Once the data has been read, return all of it precisely as written.

• _EXERCISE MATERIALS_:
——————
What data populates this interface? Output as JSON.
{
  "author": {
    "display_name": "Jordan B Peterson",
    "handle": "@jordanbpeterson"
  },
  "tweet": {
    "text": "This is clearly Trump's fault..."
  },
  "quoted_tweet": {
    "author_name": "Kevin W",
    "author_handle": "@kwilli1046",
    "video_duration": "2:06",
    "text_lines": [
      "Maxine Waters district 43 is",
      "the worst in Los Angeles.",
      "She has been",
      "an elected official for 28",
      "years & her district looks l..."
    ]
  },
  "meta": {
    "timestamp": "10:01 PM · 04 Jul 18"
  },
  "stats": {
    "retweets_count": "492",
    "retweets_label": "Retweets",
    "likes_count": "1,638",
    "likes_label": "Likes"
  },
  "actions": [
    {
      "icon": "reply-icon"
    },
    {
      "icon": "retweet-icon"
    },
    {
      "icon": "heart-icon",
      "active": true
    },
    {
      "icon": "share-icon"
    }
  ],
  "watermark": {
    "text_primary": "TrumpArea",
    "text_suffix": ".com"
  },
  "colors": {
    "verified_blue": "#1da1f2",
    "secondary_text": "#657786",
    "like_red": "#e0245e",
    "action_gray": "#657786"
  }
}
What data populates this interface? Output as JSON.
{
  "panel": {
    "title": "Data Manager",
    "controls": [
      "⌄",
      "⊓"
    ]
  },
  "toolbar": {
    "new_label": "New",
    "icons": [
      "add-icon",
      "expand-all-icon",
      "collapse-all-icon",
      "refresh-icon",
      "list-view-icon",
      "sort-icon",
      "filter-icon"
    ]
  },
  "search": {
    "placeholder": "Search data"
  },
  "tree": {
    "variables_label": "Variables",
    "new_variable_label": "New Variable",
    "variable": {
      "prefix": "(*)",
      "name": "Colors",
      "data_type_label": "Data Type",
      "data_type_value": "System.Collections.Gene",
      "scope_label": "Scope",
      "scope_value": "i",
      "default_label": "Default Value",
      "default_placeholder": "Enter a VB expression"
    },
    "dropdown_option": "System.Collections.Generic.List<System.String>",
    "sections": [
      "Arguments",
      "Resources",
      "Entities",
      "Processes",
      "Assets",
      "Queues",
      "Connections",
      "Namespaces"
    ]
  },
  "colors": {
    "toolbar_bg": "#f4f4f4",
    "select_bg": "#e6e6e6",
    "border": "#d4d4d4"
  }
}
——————
• _RESULT FOR THIS TASK_:
What data populates this interface? Output as JSON.
{
  "author": {
    "display_name": "Jordan B Peterson",
    "handle": "@jordanbpeterson"
  },
  "tweet": {
    "text": "This is clearly Trump's fault..."
  },
  "quoted_tweet": {
    "author_name": "Kevin W",
    "author_handle": "@kwilli1046",
    "video_duration": "2:06",
    "text_lines": [
      "Maxine Waters district 43 is",
      "the worst in Los Angeles.",
      "She has been",
      "an elected official for 28",
      "years & her district looks l..."
    ]
  },
  "meta": {
    "timestamp": "10:01 PM · 04 Jul 18"
  },
  "stats": {
    "retweets_count": "492",
    "retweets_label": "Retweets",
    "likes_count": "1,638",
    "likes_label": "Likes"
  },
  "actions": [
    {
      "icon": "reply-icon"
    },
    {
      "icon": "retweet-icon"
    },
    {
      "icon": "heart-icon",
      "active": true
    },
    {
      "icon": "share-icon"
    }
  ],
  "watermark": {
    "text_primary": "TrumpArea",
    "text_suffix": ".com"
  },
  "colors": {
    "verified_blue": "#1da1f2",
    "secondary_text": "#657786",
    "like_red": "#e0245e",
    "action_gray": "#657786"
  }
}
What data populates this interface? Output as JSON.
{
  "panel": {
    "title": "Data Manager",
    "controls": [
      "⌄",
      "⊓"
    ]
  },
  "toolbar": {
    "new_label": "New",
    "icons": [
      "add-icon",
      "expand-all-icon",
      "collapse-all-icon",
      "refresh-icon",
      "list-view-icon",
      "sort-icon",
      "filter-icon"
    ]
  },
  "search": {
    "placeholder": "Search data"
  },
  "tree": {
    "variables_label": "Variables",
    "new_variable_label": "New Variable",
    "variable": {
      "prefix": "(*)",
      "name": "Colors",
      "data_type_label": "Data Type",
      "data_type_value": "System.Collections.Gene",
      "scope_label": "Scope",
      "scope_value": "i",
      "default_label": "Default Value",
      "default_placeholder": "Enter a VB expression"
    },
    "dropdown_option": "System.Collections.Generic.List<System.String>",
    "sections": [
      "Arguments",
      "Resources",
      "Entities",
      "Processes",
      "Assets",
      "Queues",
      "Connections",
      "Namespaces"
    ]
  },
  "colors": {
    "toolbar_bg": "#f4f4f4",
    "select_bg": "#e6e6e6",
    "border": "#d4d4d4"
  }
}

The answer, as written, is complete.